Pinch of salt
Heat oven to 350°F. Butter a cooky* sheet.
Chop the popcorn and the nutmeats or put them through the food chopper.
Beat the egg whites stiff and combine with the sugar. Mix with the popcorn and nuts, add salt.
Drop by the spoonful on a buttered cooky sheet.
Bake fifteen minutes in a moderate oven, 350°.
Makes one and half dozen.
Bowles, Ella Shannon and Dorothy S. Towle. Secrets of New England Cooking. Dover: 2000. First published M. Barrows and Co.: NY. 1947. p. 217.
and then there were other popped corn macaroons.
Popped Corn Macaroons
3/4 cup finely chopped popped corn
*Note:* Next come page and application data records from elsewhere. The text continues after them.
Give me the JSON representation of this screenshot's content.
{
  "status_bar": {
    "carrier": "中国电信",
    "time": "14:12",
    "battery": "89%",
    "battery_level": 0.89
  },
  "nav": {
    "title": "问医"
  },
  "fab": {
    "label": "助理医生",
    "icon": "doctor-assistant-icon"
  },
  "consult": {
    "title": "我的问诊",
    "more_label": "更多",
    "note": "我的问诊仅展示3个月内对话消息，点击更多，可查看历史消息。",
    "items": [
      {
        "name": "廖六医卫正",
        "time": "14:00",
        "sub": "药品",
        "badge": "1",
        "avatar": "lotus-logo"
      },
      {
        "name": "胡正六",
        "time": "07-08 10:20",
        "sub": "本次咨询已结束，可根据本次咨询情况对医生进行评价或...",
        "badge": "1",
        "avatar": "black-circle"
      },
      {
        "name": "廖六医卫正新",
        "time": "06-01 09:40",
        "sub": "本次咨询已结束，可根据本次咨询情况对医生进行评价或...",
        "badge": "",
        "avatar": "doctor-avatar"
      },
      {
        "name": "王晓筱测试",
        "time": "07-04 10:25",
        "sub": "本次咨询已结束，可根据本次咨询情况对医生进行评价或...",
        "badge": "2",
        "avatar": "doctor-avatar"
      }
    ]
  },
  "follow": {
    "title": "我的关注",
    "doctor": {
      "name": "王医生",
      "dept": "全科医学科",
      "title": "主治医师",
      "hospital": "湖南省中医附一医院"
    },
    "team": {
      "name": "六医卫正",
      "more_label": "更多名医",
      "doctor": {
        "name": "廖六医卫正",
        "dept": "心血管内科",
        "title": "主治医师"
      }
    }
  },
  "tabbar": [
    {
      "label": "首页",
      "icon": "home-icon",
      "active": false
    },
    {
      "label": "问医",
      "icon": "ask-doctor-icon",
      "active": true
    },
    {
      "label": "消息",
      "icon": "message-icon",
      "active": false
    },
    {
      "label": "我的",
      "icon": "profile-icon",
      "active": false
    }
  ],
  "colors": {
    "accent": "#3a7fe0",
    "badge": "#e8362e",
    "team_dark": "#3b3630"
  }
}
3/4 tablespoon melted butter
White 1 egg
5 1/2 tablespoons sugar
1/4 teaspoon salt
1/2 teaspoon vanilla
Blanched and finely chopped almonds
Add butter to corn; beat white of egg until stiff; add sugar gradually; continue beating. Add to first mixture; add salt and vanilla. Drop from tip of teaspoon on a well buttered baking sheet one and one-half inches apart. With the spoon shape in circles and flatten with a knife, first dipped in cold water. Sprinkle with chopped nut meats and press a shred of candied cherry in top of each macaroon. Bake in a slow oven until daintily browned.
- The Corn Cook Book. Hiller, Elizabeth O., comp.Chicago, New York [etc.] P.F. Volland company [c1918]
Popcorn macaroons as part of the War effort – the First World War.
Popcorn good. Cookies good. Popcorn cookies….I just have to make enough popcorn to not eat it all before it’s time to make the cookies.
And since it’s hot, it’s only right that there be ice cream to go with the cookies – or is it cookies to go with the ice cream? It seems Mrs. Lincoln (of Boston Cooking School fame) was way ahead of the Ben and Jerry’s curve.
Dry one dozen stale macaroons, roll or pound them fine and sift through a fine gravy strainer. Add them to ice-cream after either receipt* and flavored with extract of almond or sherry wine. Stir them in when the cream is partly frozen.
Scald the cream if you wish a firm, solid cream.
–Mrs. Lincoln. Frozen Dainties.White Mountain Freezer Co., NH. 1889. p. 13. Applewood Books.
The two previous receipts are Hollipin Ice-cream and Maraschino Ice-cream, which are both based on the Neapolitan Ice-cream, which has 1 qt. cream, 4 eggs,1 cup sugar and flavoring.